Oral rehydration solution (ORS), a simple mixture of salt, water, and sugar, was first introduced in the 1970s to reverse dehydration caused by severe diarrhea. Due to its simplicity, low cost, and high effectiveness, it was heralded as one of the most important medical achievements of the last century. Since its introduction, it is estimated to have saved a whopping 50 million lives from diarrhea.
A persistent threat
While the world has witnessed a dramatic decline in preventable child deaths over the past two decades, more than half a million children each year still lose their lives to diarrhea, and it remains the second leading killer disease of children worldwide. For children who survive, a bout of diarrhea can have persistent effects. The World Health Organization (WHO) estimates that 50 percent of malnutrition is associated with repeated diarrhea. In addition, when a child is malnourished or regularly ill during the first few years of life, there are associated negative effects on future cognitive development, education, and productivity.
Why isn’t ORS working?
If all caregivers could access and use ORS, diarrhea deaths would drop by a staggering 93 percent, but despite early success, ORS coverage remains low. In areas where it is needed most, only 35 percent of children with diarrhea receive oral rehydration therapy. One explanation for this is that, although ORS is a reliable treatment for reversing dehydration, its benefits are not immediately perceptible to caregivers. Seeing no change in a child’s diarrhea, caregivers may select other treatment, such as antibiotics, which do not rehydrate, have limited effectiveness, and contribute to antibiotic resistance.
Additionally, while coverage for diarrhea treatment remains low in Africa, it’s not alone. Since 2000, data suggest little or no progress in expanding treatment coverage for other major childhood illnesses, including malaria and pneumonia. Although effective solutions to prevent and treat these diseases are available, gaps in case management and a lack of integrated, community-based treatment, have left vulnerable children, particularly the poor and malnourished in remote regions, unprotected.
Combining ORS with an integrated approach to care

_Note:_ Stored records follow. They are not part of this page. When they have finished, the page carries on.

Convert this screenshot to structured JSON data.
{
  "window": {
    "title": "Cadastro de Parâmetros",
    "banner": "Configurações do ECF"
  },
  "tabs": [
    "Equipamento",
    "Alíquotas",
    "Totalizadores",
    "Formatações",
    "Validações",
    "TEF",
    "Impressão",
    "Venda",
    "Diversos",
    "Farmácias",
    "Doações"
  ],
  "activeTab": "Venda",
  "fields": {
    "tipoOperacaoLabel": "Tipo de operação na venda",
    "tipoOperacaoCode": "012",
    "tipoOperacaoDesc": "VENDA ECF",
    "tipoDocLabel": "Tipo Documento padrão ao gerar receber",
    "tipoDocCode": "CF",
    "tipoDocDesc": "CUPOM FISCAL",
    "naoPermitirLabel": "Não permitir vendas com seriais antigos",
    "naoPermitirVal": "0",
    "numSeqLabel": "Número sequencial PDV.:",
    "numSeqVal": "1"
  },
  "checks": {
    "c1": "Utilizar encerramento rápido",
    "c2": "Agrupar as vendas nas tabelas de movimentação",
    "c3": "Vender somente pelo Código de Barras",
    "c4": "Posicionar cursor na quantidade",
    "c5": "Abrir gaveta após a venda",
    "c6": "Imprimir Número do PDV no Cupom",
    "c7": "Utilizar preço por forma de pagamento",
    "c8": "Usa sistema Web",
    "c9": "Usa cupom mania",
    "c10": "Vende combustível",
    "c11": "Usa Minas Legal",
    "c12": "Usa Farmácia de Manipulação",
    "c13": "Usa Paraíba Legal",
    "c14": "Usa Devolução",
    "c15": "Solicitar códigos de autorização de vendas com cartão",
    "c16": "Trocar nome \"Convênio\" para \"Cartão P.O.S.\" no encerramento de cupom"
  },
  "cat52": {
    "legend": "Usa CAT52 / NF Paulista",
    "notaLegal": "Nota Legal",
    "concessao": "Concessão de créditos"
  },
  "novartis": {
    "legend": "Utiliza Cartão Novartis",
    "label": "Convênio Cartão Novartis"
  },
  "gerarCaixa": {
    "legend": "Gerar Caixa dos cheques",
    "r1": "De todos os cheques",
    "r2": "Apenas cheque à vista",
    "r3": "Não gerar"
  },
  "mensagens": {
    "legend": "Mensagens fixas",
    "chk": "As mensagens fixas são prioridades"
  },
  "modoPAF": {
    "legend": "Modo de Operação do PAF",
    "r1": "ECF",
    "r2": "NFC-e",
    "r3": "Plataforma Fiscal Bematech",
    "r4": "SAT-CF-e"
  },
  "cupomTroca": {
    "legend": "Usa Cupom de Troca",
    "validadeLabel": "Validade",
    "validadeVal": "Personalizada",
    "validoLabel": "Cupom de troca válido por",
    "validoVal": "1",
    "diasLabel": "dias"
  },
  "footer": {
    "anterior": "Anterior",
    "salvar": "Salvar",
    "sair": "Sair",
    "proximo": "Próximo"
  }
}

With the goal of ending preventable child deaths from pneumonia and diarrhea by 2025, WHO and UNICEF last year launched the Global Action Plan for the Prevention and Control of Pneumonia and Diarrhea (GAPPD), which seeks to improve access to proven interventions. Because both diseases are caused by multiple factors that cannot be defeated with a single disease-focused intervention, this new framework more efficiently and effectively fights diarrhea and pneumonia through complementary solutions, like improved nutrition and vaccines, and integrated case management.
Though highly effective and inexpensive, ORS alone cannot defeat diarrheal disease. Taking on this stubborn and persistent threat requires a multipronged approach that combines all available solutions including new and improved drugs, vaccines, proper nutrition, exclusive breastfeeding, improved handwashing and sanitation, availability of safe drinking water, and greater access to effective treatments like ORS and zinc supplements. It will also require training for caregivers and community health workers linked to an effective and responsive health care system as part of GAPPD.